    Neuroscientist, Science Communicator, and Digital Media Producer Dr Samantha Yammine (Science Sam) loves talking about anything science, anywhere and everywhere. Samantha has created space for continued, multi-way dialogue about science that transcends geographical borders and the traditional gate-keeping of academia. Samantha has hosted a livestream with an astronaut aboard the International Space Station, presented her research on the streets at Toronto’s busiest intersection, talked ringside with Muay Thai fighters about performance anxiety, and showed off model and real brains at 1am in a Yurt during an all-night art festival. She leads interactive workshops on science communication, personal branding, and social media to teach scientists and STEM professionals the skills they need to share their science creatively.
  • The Gastronaut (UK)

    Gastronaut is a food and science media company run by food adventurer Stefan Gates, a writer and TV presenter renowned for his love of quirky culinary quests and extraordinary food adventures. Stefan performs live science shows at Festivals and schools all over the UK with concepts such as Fartology, Weirdology, Chocolatolgy and his most popular long running show the Gastronaut. He has written eight books, including his latest two beings Fartology: The Extraordinary Science behind the human fart and Science You Can Eat: Putting what we eat under the microscope.
  • The Royal Institution (UK)

    The Royal Institution (Ri) provides science education and public engagement for people of all ages around the world — from the world-famous Christmas Lectures and public talks from the world's greatest thinkers in its historic lecture theatre to its YouTube channel with a programme of masterclasses for young people in mathematics, engineering and computer science. It is home to scientific giants including physicist Michael Faraday, chemist Humphry Davy, crystallographer Kathleen Lonsdale and physicist John Tyndall, etc. Discoveries made here have shaped the modern world. More importantly, these scientists understood the importance of sharing their work with the wider public.
  • The Science Museum Group (UK)
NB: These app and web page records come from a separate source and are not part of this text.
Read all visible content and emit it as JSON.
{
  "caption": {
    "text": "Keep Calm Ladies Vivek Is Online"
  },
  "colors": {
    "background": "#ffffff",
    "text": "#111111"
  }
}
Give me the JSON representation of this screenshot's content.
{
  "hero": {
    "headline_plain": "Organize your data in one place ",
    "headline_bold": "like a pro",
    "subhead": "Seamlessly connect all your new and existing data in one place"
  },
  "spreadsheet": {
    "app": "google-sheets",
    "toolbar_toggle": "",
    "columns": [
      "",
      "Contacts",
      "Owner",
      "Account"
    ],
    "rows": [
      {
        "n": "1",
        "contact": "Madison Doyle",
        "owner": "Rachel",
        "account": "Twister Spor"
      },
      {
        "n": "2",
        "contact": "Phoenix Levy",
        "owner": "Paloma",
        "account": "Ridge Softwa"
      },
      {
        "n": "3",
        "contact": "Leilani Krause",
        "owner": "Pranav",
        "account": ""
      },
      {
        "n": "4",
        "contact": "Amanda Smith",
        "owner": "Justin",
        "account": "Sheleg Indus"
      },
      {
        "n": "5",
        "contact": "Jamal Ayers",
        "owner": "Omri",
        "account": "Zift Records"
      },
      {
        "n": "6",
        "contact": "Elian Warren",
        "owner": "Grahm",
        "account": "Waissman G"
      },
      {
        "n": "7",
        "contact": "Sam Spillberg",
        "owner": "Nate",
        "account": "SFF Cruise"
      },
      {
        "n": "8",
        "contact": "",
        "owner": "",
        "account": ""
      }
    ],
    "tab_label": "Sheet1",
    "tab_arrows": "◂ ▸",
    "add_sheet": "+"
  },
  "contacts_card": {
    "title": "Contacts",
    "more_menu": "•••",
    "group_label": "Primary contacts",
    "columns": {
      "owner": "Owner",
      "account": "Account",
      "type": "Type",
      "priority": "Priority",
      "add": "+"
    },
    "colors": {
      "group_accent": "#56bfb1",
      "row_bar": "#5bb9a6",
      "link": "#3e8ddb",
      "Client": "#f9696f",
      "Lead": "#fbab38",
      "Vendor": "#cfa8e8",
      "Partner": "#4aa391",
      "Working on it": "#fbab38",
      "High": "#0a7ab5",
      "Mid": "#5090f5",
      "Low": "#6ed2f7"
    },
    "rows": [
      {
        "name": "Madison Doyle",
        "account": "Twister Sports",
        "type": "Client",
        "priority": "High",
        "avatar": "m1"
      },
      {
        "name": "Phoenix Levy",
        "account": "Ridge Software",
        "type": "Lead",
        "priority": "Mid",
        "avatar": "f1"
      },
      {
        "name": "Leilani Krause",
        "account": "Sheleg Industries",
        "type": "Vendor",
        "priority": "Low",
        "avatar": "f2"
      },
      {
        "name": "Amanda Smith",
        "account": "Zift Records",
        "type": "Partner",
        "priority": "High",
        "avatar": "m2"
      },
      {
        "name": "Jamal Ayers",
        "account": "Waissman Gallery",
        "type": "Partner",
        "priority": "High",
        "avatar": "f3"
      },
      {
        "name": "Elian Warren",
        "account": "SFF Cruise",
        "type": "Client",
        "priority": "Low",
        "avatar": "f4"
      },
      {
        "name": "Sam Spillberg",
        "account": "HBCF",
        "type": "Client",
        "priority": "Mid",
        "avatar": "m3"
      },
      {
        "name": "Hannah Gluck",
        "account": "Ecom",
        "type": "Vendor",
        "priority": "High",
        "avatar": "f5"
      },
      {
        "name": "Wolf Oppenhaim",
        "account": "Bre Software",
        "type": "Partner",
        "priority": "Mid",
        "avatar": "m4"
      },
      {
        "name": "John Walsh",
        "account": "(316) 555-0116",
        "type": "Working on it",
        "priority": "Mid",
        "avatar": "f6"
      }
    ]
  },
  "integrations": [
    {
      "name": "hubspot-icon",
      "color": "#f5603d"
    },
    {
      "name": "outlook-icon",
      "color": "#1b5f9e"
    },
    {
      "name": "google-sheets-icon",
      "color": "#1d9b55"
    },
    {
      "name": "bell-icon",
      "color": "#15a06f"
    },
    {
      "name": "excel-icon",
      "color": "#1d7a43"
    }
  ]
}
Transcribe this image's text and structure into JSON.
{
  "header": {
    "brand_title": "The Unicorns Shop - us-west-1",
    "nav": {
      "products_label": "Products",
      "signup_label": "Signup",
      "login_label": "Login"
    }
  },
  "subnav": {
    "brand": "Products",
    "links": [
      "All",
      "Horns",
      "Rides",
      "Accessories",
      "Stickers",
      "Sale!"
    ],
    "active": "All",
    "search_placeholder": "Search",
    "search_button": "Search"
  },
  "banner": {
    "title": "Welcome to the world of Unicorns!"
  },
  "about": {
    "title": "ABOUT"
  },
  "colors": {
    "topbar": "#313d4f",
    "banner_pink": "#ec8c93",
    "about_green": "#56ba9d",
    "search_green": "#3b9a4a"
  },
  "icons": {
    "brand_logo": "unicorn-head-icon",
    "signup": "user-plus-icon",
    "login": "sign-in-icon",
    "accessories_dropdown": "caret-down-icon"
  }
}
    The Science Museum Group is the world’s most significant museum group for science, technology and engineering, and attracts more than 5 million visitors annually. The Group comprises: Science Museum, London; National Railway Museum, York; Science and Industry Museum, Manchester; National Science and Media Museum, Bradford and Locomotion in Shildon.